Pope celebrates his first canonization ceremony: Those who help the needy, touch the flesh of Christ
May 12, 2013. (Romereports.com) With Latin American flags waving through St. Peter’s Square, Pope Francis canonized two Hispanic nuns. ‘Mother Lupita’ from Mexico and ‘Mother Laura’ from Colombia were declared saints, along with roughly 800 Italian martyrs from Otranto.
The canonization of Sister Laura Montoya, marks the first time a Colombian has been raised to the altars. The Pope highlighted her tireless work in both educating and evangelizing within indigenous communities.
“St. Laura Montoya was an instrument of evangelization. First as teacher and then as the spiritual mother of the indigenous community. She brought them hope, by showing them the love she learned from God. She led them to God with an effective pedagogy that was not contrary to their own culture.”
The new Mexican saint dedicated her life to helping the poor. Speaking in Spanish, the Pope said her example should encourage others to help the needy.

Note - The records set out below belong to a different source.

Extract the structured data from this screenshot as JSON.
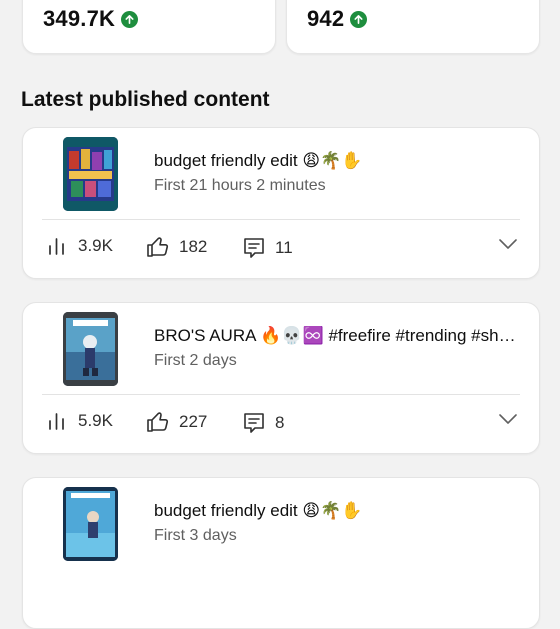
{
  "stats": [
    {
      "value": "349.7K",
      "trend_icon": "arrow-up-icon",
      "trend_color": "#1e8e3e"
    },
    {
      "value": "942",
      "trend_icon": "arrow-up-icon",
      "trend_color": "#1e8e3e"
    }
  ],
  "section": {
    "title": "Latest published content"
  },
  "items": [
    {
      "title": "budget friendly edit 😩🌴✋",
      "subtitle": "First 21 hours 2 minutes",
      "views": "3.9K",
      "likes": "182",
      "comments": "11"
    },
    {
      "title": "BRO'S AURA 🔥💀♾️ #freefire #trending #shorts",
      "subtitle": "First 2 days",
      "views": "5.9K",
      "likes": "227",
      "comments": "8"
    },
    {
      "title": "budget friendly edit 😩🌴✋",
      "subtitle": "First 3 days",
      "views": "",
      "likes": "",
      "comments": ""
    }
  ],
  "icons": {
    "views": "bar-chart-icon",
    "likes": "thumbs-up-icon",
    "comments": "comment-icon",
    "expand": "chevron-down-icon"
  }
}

“St. Guadalupe García Zavala understood this quite well. She left behind a comfortable life. Really, a comfortable life can cause damage, because being too comfortable paralyzes our hearts. So she, staying true to Jesus’ calling, showed others to love poverty, so they could in turn love the poor and the needy even more. Mother Lupita would knell in a hospital before the sick and the abandoned, helping them with kindness and compassion. This means being connected with Christ, with the poor, the abandoned, the sick. This is what it means to touch the flesh of Christ.”

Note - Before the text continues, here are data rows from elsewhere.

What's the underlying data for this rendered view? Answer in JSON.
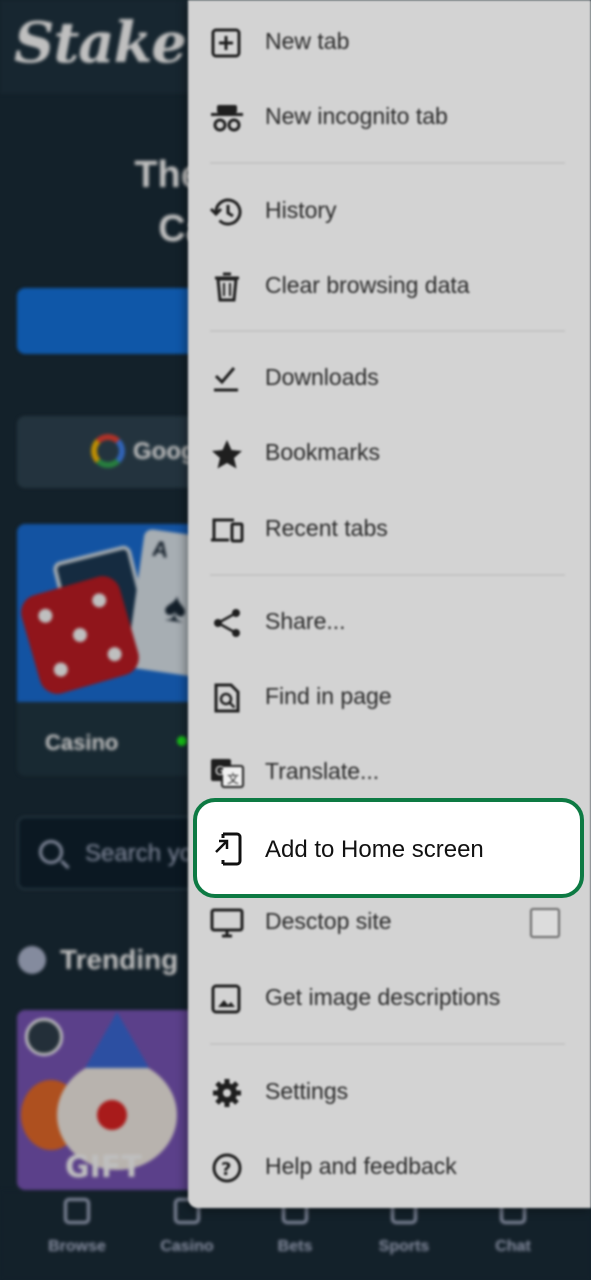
{
  "site": {
    "logo": "Stake",
    "hero_line1": "The Wor",
    "hero_line2": "Casin",
    "google_button_text": "Goog",
    "casino_card_label": "Casino",
    "search_placeholder": "Search yo",
    "trending_label": "Trending",
    "game_tile_text": "GIFT",
    "bottom_nav": [
      {
        "label": "Browse",
        "icon": "browse-icon"
      },
      {
        "label": "Casino",
        "icon": "cards-icon"
      },
      {
        "label": "Bets",
        "icon": "bets-icon"
      },
      {
        "label": "Sports",
        "icon": "sports-icon"
      },
      {
        "label": "Chat",
        "icon": "chat-icon"
      }
    ]
  },
  "menu": {
    "items": [
      {
        "label": "New tab",
        "icon": "new-tab-icon"
      },
      {
        "label": "New incognito tab",
        "icon": "incognito-icon"
      },
      {
        "label": "History",
        "icon": "history-icon"
      },
      {
        "label": "Clear browsing data",
        "icon": "trash-icon"
      },
      {
        "label": "Downloads",
        "icon": "download-icon"
      },
      {
        "label": "Bookmarks",
        "icon": "star-icon"
      },
      {
        "label": "Recent tabs",
        "icon": "devices-icon"
      },
      {
        "label": "Share...",
        "icon": "share-icon"
      },
      {
        "label": "Find in page",
        "icon": "find-in-page-icon"
      },
      {
        "label": "Translate...",
        "icon": "translate-icon"
      },
      {
        "label": "Add to Home screen",
        "icon": "add-to-home-icon",
        "highlighted": true
      },
      {
        "label": "Desctop site",
        "icon": "monitor-icon",
        "checkbox": false
      },
      {
        "label": "Get image descriptions",
        "icon": "image-icon"
      },
      {
        "label": "Settings",
        "icon": "gear-icon"
      },
      {
        "label": "Help and feedback",
        "icon": "help-icon"
      }
    ],
    "highlight_color": "#0d7a43"
  },
  "colors": {
    "site_background": "#1a2c38",
    "primary_button": "#1475e1",
    "menu_background": "#d3d3d3"
  }
}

The Pope also highlighted the faith and fidelity of the roughly 800 Italian martyrs who were canonized during that same Mass. They opted for death, instead of renouncing their faith.
At the end of the Mass, the Pope greeted all the delegations, including Colombia’s president Juan Manuel Santos, and a dignitary representing the President of Mexico. Roughly 80,000 people attended the Mass and the Pope made it a point to go beyond the Vatican border to greet the thousands of people who lined the streets.